▸ **Exercise details**: Copy each line of the entries below that contains the string "Seite".

★ ★ ★ ★

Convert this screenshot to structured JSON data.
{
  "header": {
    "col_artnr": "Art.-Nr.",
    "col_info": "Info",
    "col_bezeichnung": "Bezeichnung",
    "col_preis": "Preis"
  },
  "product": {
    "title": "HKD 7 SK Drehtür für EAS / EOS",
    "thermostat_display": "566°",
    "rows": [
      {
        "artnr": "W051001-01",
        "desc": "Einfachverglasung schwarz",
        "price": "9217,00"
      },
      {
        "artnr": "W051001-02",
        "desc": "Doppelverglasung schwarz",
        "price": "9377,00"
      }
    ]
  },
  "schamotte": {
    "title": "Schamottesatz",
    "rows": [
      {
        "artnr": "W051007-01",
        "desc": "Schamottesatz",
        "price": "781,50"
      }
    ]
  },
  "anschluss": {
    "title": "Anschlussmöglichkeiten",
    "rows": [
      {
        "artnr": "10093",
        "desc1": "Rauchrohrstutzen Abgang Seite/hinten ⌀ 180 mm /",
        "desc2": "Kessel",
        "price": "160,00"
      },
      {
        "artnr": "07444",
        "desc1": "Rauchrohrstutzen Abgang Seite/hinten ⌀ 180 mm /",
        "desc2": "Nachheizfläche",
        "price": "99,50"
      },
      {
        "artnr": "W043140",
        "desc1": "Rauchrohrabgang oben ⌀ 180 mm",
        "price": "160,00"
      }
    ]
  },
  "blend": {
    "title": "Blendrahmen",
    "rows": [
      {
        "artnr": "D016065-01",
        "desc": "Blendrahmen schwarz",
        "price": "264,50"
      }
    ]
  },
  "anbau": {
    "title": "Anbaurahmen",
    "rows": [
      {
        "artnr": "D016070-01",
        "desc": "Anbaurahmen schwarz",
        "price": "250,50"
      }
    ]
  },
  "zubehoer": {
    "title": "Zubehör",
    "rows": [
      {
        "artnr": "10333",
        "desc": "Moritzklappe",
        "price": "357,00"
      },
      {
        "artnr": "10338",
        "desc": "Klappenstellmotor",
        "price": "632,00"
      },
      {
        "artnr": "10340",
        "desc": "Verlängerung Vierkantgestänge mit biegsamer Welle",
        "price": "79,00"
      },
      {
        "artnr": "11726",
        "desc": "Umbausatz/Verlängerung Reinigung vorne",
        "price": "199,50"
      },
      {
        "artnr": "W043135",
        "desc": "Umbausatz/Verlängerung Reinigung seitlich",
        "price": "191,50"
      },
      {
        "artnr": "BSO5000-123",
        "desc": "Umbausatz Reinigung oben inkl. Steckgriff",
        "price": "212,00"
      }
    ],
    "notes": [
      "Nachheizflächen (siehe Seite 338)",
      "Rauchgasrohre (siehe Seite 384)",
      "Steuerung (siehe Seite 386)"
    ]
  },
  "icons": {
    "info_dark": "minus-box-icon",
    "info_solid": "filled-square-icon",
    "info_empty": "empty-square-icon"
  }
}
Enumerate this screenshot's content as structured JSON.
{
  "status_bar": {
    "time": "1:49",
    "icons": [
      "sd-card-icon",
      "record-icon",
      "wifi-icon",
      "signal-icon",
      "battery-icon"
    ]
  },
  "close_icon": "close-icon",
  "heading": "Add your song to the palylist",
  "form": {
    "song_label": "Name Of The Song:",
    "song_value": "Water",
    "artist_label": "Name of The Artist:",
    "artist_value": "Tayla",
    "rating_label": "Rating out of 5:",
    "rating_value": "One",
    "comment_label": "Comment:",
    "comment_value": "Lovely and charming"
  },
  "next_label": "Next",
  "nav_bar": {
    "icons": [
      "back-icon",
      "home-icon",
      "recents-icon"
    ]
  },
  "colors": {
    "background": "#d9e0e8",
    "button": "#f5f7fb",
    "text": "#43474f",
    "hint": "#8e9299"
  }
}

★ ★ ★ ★

▸ **Expected answer**:
        "desc1": "Rauchrohrstutzen Abgang Seite/hinten ⌀ 180 mm /",
        "desc1": "Rauchrohrstutzen Abgang Seite/hinten ⌀ 180 mm /",
      "Nachheizflächen (siehe Seite 338)",
      "Rauchgasrohre (siehe Seite 384)",
      "Steuerung (siehe Seite 386)"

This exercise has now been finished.